The Charlotte partnership is developing some plans on how to deal with growth and its potential impacts on the river. Carter said he won't say that he disagrees with the American Rivers report, but doesn't see the Catawba as much different from other rivers in the state.

Conserving the river

Major developments have been approved along the Catawba River in Lancaster County over the last several years, including Sun City Carolina Lakes. Most recently, County Council approved Riverchase Estates, which calls for 1,200 homes on Riverside Road.

Pulte Homes, which develops Sun City communities, took special care to reduce runoff into the Catawba, said division president Jon Hardy.

Construction crews installed 60 miles of silt fence, built sediment basins and created a natural filtering system to catch runoff before it reaches the Catawba, one of the main attractions to the community restricted to residents age 55 and up. Along the river, there is a 200-foot "no build" zone and acres of natural vegetation and buffers, Hardy said.

Common space landscaping at Sun City is watered by wells, including one that draws from 2,500 feet below the ground. Residents are good stewards of the river, managing their use, Hardy said.
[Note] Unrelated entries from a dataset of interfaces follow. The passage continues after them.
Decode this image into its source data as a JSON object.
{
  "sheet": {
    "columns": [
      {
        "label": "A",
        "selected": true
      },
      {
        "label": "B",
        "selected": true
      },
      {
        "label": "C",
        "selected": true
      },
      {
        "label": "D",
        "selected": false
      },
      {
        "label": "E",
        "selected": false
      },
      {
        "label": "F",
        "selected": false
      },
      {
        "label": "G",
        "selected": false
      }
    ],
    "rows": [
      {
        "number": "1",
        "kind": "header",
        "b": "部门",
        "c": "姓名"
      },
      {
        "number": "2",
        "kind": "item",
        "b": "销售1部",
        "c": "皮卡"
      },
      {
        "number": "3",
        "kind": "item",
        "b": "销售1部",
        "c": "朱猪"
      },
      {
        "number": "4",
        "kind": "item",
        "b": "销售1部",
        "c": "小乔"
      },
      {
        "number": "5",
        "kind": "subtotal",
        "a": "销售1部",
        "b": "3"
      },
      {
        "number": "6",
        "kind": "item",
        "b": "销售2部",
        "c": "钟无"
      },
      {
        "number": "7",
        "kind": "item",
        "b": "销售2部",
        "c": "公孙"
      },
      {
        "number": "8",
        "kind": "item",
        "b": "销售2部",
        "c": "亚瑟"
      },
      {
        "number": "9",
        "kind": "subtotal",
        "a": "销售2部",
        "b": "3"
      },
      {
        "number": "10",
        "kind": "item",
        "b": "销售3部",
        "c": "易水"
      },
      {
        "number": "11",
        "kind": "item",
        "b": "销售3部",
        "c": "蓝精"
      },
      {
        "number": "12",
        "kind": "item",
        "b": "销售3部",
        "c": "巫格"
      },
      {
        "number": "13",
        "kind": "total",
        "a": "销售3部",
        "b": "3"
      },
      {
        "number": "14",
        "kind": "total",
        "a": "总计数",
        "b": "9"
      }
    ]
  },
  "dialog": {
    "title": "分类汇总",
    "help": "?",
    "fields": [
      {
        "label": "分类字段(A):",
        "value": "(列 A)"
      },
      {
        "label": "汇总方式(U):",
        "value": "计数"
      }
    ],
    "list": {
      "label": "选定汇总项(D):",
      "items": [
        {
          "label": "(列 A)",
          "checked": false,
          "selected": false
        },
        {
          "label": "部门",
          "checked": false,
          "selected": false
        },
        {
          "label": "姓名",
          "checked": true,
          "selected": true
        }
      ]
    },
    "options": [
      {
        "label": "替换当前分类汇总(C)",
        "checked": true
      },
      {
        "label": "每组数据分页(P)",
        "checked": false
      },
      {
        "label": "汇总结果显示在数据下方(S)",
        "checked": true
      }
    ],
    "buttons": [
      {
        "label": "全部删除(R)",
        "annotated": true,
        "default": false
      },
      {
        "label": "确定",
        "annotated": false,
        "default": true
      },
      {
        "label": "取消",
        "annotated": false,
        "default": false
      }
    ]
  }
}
"We certainly have taken the river's health seriously," Hardy said. "It has the propensity to become a very unhealthy river if we don't take care of it."

More residents, not just in Sun City but countywide, would probably conserve water if Lancaster County Water and Sewer District would change its billing system, Hardy said. The utility charges a minimum fee, even if residents reduce water use or use none at all.

"People would start to conserve more if they didn't get billed for what they didn't use," Hardy said.

Pettus' organization, Katawba Valley Land Trust, has worked since the 1990s to bring awareness and conservation to the Catawba River basin, home to thousands of plant and animal species, including the endangered rocky shoals spider lily. The lily is found in only a few places in the world.

KVLT recently finalized conservation easements and land purchases in the Great Falls area that will help protect precious acreage along the river and creeks that feed into it from development.

"We should not forget about the tributaries that feed the Catawba," Pettus said. "We need wildlife corridors. We need to remember that the more we pollute the river, the more costly it is to treat it. Why not do our best to protect it in the first place?"

In the end, Carter said, people need to be more mindful of the water they use. It's a resource often taken for granted.

"It's been such a normal thing to turn on the spigot and water comes out, and the average person thinks, 'Hey, we've got plenty of water,'" Carter said. "What's the answer? Pray for rain."

 

The Associated Press contributed to this report

Contact senior reporter Jenny Hartley at jhartley@thelancasternews.com or (803) 283-1151